Sharma roped in two critical partners: IFFCO, or Indian Farmers Fertilisers Co-operative, which sells almost 40 percent of the fertilisers sold in India, and Bharti Airtel, the biggest telecom player in the country. That partnership resulted in IFFCO Kisan Sanchar, or IKSL. IKSL uses IFFCO’s huge network to sell co-branded SIM cards to farmers, who use them to make calls. They also receive five free voice messages daily on agriculture and related issues. In less than three years, the service is available to over 85 lakh farmers across 18 states.
While IKSL itself remains relatively small — it earned revenues of Rs. 170 crore and a modest profit of Rs. 20 crore last year — it has already proven to be an incredible rural marketing machine for Airtel, a fact that the telco would prefer to keep under wraps. Yet consider the statistics: IKSL accounts for almost half a million of the 3 million subscribers that Airtel scoops up every month across the country. No wonder Sunil Mittal, the founder of the Bharti group, would be glad that he took an early call to buy 24.99 percent stake in IKSL in 2007.
As for Sharma, he’s now divorced himself from operations and is working on new services that add more utility for farmers. In the coming years, he could be looking to list the company on the stock exchanges.
Fruits of Failure
IKSL wasn’t Sharma’s first attempt at turning entrepreneur. Within months of saying goodbye to the corporate world, Sharma set up Matrix Energy. The company promoted use of SIM cards in electric meters to monitor usage and thus reduce transmission and distribution losses. Even though the pilot project in Patiala, Punjab, was relatively successful, it failed to take off. “The government officials were not interested… I realised that just like a good seed, a good idea also needs water and fertilisers to grow,” says Sharma.
Ironically, that fertiliser came from the IFFCO management with whom Sharma had formed a good rapport during his career in the industry. “When Sharma approached me with the idea, one could see that it was a scalable proposition,” says Manish Gupta, director, strategy and joint ventures, IFFCO. Both of them went to IFFCO’s managing director and CEO U.S. Awasthi, who deputed a team to assist Sharma to launch a pilot project. IFFCO’s help was crucial. After all, the behemoth works through over 40,000 co-operative bodies across rural India and counts more than a third of the country’s 15 crore farmers as its members. Each of the co-operative bodies also has a retail outlet. The visibility and acceptance of IFFCO’s 44-year-old brand helped Sharma create an instant rapport with his target audience.

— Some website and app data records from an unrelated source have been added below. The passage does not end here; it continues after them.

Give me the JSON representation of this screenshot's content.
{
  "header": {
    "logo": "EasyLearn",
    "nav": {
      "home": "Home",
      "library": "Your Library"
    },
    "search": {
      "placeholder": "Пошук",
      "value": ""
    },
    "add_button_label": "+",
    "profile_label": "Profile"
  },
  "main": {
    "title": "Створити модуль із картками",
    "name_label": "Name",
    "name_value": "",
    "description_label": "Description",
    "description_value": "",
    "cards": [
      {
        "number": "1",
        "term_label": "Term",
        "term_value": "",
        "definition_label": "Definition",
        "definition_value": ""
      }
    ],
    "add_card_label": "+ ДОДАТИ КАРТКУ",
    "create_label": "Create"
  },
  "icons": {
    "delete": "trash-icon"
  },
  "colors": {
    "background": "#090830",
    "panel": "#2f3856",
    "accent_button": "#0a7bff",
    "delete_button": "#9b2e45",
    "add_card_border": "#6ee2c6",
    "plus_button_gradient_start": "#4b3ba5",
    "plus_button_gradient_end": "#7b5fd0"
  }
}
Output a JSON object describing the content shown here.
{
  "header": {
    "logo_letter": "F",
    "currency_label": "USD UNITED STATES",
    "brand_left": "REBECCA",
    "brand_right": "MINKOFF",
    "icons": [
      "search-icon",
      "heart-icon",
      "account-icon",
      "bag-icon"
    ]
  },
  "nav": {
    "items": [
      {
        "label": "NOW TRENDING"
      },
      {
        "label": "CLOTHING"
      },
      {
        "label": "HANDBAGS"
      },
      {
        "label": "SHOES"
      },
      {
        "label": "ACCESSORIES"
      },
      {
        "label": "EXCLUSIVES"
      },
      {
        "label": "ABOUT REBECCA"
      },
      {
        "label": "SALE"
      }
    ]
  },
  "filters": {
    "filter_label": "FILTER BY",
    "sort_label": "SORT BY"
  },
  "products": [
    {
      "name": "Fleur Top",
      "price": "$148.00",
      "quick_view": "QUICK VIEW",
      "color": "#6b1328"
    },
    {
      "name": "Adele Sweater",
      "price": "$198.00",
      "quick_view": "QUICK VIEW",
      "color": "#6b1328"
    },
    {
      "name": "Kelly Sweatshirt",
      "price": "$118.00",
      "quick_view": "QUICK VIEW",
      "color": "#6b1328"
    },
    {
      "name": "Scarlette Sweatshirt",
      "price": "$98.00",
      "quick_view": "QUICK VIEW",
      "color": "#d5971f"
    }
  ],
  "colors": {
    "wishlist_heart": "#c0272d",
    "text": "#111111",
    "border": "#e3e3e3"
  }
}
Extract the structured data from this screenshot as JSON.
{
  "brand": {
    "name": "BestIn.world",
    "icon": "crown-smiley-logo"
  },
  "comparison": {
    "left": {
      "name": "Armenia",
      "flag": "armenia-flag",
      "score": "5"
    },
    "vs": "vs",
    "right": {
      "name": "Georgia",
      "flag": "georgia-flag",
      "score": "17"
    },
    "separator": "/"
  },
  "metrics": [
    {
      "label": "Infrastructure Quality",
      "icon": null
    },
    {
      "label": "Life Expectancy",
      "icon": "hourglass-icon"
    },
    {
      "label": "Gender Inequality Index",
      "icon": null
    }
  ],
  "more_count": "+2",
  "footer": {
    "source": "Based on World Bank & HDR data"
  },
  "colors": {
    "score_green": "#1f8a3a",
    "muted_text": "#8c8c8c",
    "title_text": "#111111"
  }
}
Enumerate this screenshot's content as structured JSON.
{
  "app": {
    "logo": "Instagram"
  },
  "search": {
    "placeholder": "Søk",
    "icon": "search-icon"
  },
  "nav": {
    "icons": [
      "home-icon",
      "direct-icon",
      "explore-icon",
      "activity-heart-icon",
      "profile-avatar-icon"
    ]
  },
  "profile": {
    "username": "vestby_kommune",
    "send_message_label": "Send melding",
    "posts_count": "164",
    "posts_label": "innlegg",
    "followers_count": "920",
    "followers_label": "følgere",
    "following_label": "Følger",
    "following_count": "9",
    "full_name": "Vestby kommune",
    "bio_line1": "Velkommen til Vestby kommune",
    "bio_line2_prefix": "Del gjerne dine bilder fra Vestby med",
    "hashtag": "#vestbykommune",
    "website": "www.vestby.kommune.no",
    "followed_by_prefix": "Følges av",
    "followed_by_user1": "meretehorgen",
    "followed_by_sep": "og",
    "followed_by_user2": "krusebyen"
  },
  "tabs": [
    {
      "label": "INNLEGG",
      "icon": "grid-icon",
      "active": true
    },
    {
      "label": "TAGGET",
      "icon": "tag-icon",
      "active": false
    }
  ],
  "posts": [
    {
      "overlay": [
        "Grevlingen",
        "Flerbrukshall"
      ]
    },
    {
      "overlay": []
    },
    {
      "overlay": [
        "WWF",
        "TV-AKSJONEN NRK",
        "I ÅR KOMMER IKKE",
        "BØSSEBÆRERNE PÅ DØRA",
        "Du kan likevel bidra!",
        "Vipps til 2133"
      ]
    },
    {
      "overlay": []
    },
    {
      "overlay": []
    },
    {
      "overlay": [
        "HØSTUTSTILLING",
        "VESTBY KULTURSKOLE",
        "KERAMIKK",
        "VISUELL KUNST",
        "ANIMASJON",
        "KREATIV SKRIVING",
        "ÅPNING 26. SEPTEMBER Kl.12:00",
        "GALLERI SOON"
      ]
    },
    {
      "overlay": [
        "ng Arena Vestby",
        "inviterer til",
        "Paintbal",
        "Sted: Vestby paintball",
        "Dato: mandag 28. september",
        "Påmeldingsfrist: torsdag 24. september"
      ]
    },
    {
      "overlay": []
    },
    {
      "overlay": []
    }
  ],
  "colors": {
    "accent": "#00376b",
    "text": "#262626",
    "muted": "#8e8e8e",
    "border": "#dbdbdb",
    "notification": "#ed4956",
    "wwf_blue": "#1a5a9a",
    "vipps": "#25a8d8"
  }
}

So while IFFCO’s outlets would become IKSL’s distribution arm and also help garner content, Sharma needed another partner to deliver messages. That is when he met his friend Sanjay Kapoor, who is now CEO of Airtel. “He agreed to help us on the pilot project. Airtel supplied the SIM cards and also gave access to its network,” recounts Sharma. If the pilot project took off, it would help the mobile operator. The penetration of services in rural India was less than 2 percent in 2006 and service providers were looking to increase their presence.
The pilot was spread across 11 villages in western Uttar Pradesh. Sharma himself invested Rs. 5 lakh in the almost year-long project. “We bought and distributed mobile handsets to village leaders, including elders, panchayat heads and co-operative members who would then pass on the information to farmers. Through a code supplied by Airtel, we used to send voice messages to them on weather, electricity and water supply schedules and crop protection,” says Sharma. IKSL opted for voice messages as opposed to text messages to deal with the problems of illiteracy among the rural population.
The project proved to be a success for all the partners. Farmers agreed that the information helped them. IFFCO’s outlets proved effective in distributing SIM cards; for Airtel, three of the 11 villages turned “100 percent subscribers” despite the presence of other telecom service providers. Infographic: Sameer Pawar